[App and web page records]
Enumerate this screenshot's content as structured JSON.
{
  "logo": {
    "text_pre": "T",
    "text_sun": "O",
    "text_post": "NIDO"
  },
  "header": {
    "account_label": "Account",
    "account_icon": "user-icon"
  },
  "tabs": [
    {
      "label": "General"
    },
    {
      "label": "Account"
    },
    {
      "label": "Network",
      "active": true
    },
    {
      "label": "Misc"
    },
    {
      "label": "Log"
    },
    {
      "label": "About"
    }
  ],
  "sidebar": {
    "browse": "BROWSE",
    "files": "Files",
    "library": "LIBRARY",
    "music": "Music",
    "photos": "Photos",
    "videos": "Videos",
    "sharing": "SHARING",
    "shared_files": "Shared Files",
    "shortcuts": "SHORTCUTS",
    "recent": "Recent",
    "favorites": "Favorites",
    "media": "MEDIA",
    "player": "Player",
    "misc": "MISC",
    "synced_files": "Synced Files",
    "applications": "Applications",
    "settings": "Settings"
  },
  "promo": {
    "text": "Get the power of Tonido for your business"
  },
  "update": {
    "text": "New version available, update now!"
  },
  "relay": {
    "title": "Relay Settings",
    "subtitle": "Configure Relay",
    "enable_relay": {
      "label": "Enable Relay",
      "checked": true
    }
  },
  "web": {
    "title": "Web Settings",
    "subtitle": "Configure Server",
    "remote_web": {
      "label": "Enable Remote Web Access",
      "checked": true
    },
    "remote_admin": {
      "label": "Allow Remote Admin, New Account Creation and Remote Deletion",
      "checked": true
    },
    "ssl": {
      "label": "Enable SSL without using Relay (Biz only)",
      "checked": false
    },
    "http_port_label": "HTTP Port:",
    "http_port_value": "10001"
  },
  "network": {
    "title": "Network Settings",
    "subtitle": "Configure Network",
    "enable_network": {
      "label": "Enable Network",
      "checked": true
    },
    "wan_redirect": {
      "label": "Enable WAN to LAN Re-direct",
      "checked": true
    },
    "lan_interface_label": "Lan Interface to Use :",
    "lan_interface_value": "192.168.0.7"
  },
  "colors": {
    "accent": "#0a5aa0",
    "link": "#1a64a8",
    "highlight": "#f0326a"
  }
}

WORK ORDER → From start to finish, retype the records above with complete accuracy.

REPLY TO THE TASK →
Enumerate this screenshot's content as structured JSON.
{
  "logo": {
    "text_pre": "T",
    "text_sun": "O",
    "text_post": "NIDO"
  },
  "header": {
    "account_label": "Account",
    "account_icon": "user-icon"
  },
  "tabs": [
    {
      "label": "General"
    },
    {
      "label": "Account"
    },
    {
      "label": "Network",
      "active": true
    },
    {
      "label": "Misc"
    },
    {
      "label": "Log"
    },
    {
      "label": "About"
    }
  ],
  "sidebar": {
    "browse": "BROWSE",
    "files": "Files",
    "library": "LIBRARY",
    "music": "Music",
    "photos": "Photos",
    "videos": "Videos",
    "sharing": "SHARING",
    "shared_files": "Shared Files",
    "shortcuts": "SHORTCUTS",
    "recent": "Recent",
    "favorites": "Favorites",
    "media": "MEDIA",
    "player": "Player",
    "misc": "MISC",
    "synced_files": "Synced Files",
    "applications": "Applications",
    "settings": "Settings"
  },
  "promo": {
    "text": "Get the power of Tonido for your business"
  },
  "update": {
    "text": "New version available, update now!"
  },
  "relay": {
    "title": "Relay Settings",
    "subtitle": "Configure Relay",
    "enable_relay": {
      "label": "Enable Relay",
      "checked": true
    }
  },
  "web": {
    "title": "Web Settings",
    "subtitle": "Configure Server",
    "remote_web": {
      "label": "Enable Remote Web Access",
      "checked": true
    },
    "remote_admin": {
      "label": "Allow Remote Admin, New Account Creation and Remote Deletion",
      "checked": true
    },
    "ssl": {
      "label": "Enable SSL without using Relay (Biz only)",
      "checked": false
    },
    "http_port_label": "HTTP Port:",
    "http_port_value": "10001"
  },
  "network": {
    "title": "Network Settings",
    "subtitle": "Configure Network",
    "enable_network": {
      "label": "Enable Network",
      "checked": true
    },
    "wan_redirect": {
      "label": "Enable WAN to LAN Re-direct",
      "checked": true
    },
    "lan_interface_label": "Lan Interface to Use :",
    "lan_interface_value": "192.168.0.7"
  },
  "colors": {
    "accent": "#0a5aa0",
    "link": "#1a64a8",
    "highlight": "#f0326a"
  }
}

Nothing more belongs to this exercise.